Not quite a record for the interval between commencement and completion, but close – but after years of languishing, my long green sampler is complete, signed and dated.
I used Au Ver a Soie’s Soie Alger silk thread, 40×42 count linen (you can see the slight distortion), and began it on 11 Feb 2012. I employed several stitching techniques including double running stitch, long armed cross stitch, plain old cross stitch, Montenegrin Stitch, and Italian four-sided cross stitch (pulled very tightly to achieve a meshy effect, and worked at two scales) . All of the designs here except the top one will be appearing in my ever forthcoming The Second Carolingian Modelbook. The top panel is from The New Carolingian Modelbook.
Long Green will languish again for a bit before I finish it off for display. Given that there is only about an inch of fabric at the bottom, due to the unfortunate destruction that happened over the years the thing sat waiting for me to resume stitching, I do not have enough fabric to frame it on a stretcher. And I really don’t want to frame it with a mat. With a stitched area of 10.5 x 34 inches (26.7 x 86.4 cm) that would be a very awkward and expensive piece. With the sewing machine out for the duration until our basement remodel is complete, I’m shelving this and moving on.
So. What to do next?
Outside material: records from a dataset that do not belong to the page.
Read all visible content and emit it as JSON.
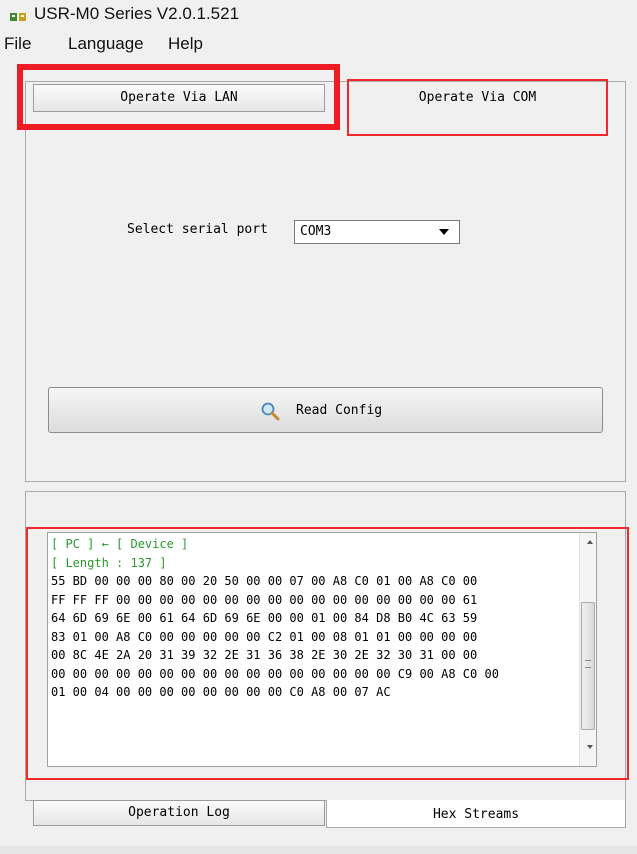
{
  "window": {
    "title": "USR-M0 Series V2.0.1.521"
  },
  "menu": {
    "items": [
      "File",
      "Language",
      "Help"
    ]
  },
  "tabs": {
    "lan_label": "Operate Via LAN",
    "com_label": "Operate Via COM"
  },
  "serial": {
    "label": "Select serial port",
    "selected": "COM3"
  },
  "read_config": {
    "label": "Read Config"
  },
  "log": {
    "lines": [
      "[ PC ] ← [ Device ]",
      "[ Length : 137 ]",
      "55 BD 00 00 00 80 00 20 50 00 00 07 00 A8 C0 01 00 A8 C0 00",
      "FF FF FF 00 00 00 00 00 00 00 00 00 00 00 00 00 00 00 00 61",
      "64 6D 69 6E 00 61 64 6D 69 6E 00 00 01 00 84 D8 B0 4C 63 59",
      "83 01 00 A8 C0 00 00 00 00 00 C2 01 00 08 01 01 00 00 00 00",
      "00 8C 4E 2A 20 31 39 32 2E 31 36 38 2E 30 2E 32 30 31 00 00",
      "00 00 00 00 00 00 00 00 00 00 00 00 00 00 00 00 C9 00 A8 C0 00",
      "01 00 04 00 00 00 00 00 00 00 00 C0 A8 00 07 AC"
    ]
  },
  "bottom_tabs": {
    "log_label": "Operation Log",
    "hex_label": "Hex Streams"
  },
  "colors": {
    "annotation_red": "#ee1c25",
    "log_green": "#2a9a2a"
  }
}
A couple of weeks ago I ran into a small DMC tote bag kit on our town’s freecycle/reuse/give-away exchange. I snatched it up. Although I didn’t want to stitch the rather boring roses intended, the kit with its big-as-logs 32 threads-per-inch evenweave was perfect for other counted work.
The bag itself was 90% assembled, and fully lined. There was an unfinished area at the bottom of the lining to allow access to the inside of the bag, to make working easier. But it was insufficient. I tried, but was unable to either hoop or work in hand as the kit stood. So I separated all of the side seams and laid the whole bag out flat:
I basted guide lines at the longitudinal center of the bag, and a half inch all the way around the edges. The total stitching area is two sides, each about 8.75 x 10 inches (21.6 x 25.4 cm). I am unsure if I will work just one design on this, front and back; or if I will do something different on each side. But the intent is to stitch, then use a decorative seam stitch on the visible parts, and a less fancy treatment on the heavier white twill lining, which won’t be very visible after the whole bag is put back to rights.
This being a rather small project, it doesn’t fit nicely in my sit-upon hoop, so I am working it in my hand held 6 inch (15.24 cm) hoop. Slow going compared to the two-handed approach I prefer, but even so this should be done quickly.
Here’s what I have so far. Two strands of standard DMC 310 black. I wanted the outlines heavy and prominent because I am considering working an open voided ground in a second color behind. At least for this all-over. And yes, it’s yet another T2CM pattern.
And finally it being eating season, both with first-run and leftover bounty, to celebrate the end of the Passover season, I transformed our leftover pot roast into a rather curious family specialty. Meat blintzes. It’s the standard blintz crepe outside, but with a mix of finely chopped leftover cooked pot roast, any remaining potatoes and carrots or onions that cooked with the roast, a handful of cooked rice, and just enough leftover gravy to keep the filling moist inside. I know of no one else who had this way of eking out an extra dinner in this manner. I suspect my grandmother or one of her sisters faced with hungry kids and a quarter pound of meat, made virtue of necessity, and passed their discovery down to me. There’s no real recipe here – it’s just doing the best with whatever leftover meat and sides are available.
So now I have about 3 dozen in the freezer, to be defrosted and pan-sauteed to finish prior to serving. Obviously these are not intended to be accompanied by sour cream. Instead, as a quick to fix/light dinner course they are usually preceded by a big bowl of chicken soup (also pre-made and stowed away against need), and are accompanied by a vegetable side dish.
If you are looking for the recipe for the blintz skins/crepes and a more traditional mixed cheese filling, it’s here. Just to be evil and make you extra hungry, I leave you with what they look like during the final sautee:
What a lovey piece of work and how satisfying it must feel to have completed it. Have never heard of meat blintzes but (my, oh my!) I am drooling now.
I actually have a question about using historic patterns– do you have any tips for converting patterns charted for LACS to charts for double running? I seem to have a bit of a mental block about it and the best idea I’ve got is to print them out, estimate where the lines would be instead of blocks, draw those on, and then transfer them to clean graph paper. I have a lot of patterns that I would really prefer to work linearly because it is so much faster but I’m not yet at the point where I can look at a block chart and just mentally convert it.
Hmm. A good question. The answer is too long (and illustrated) to post here. I’ll chew on it a bit, then post the reply as a whole new blog entry. Thanks!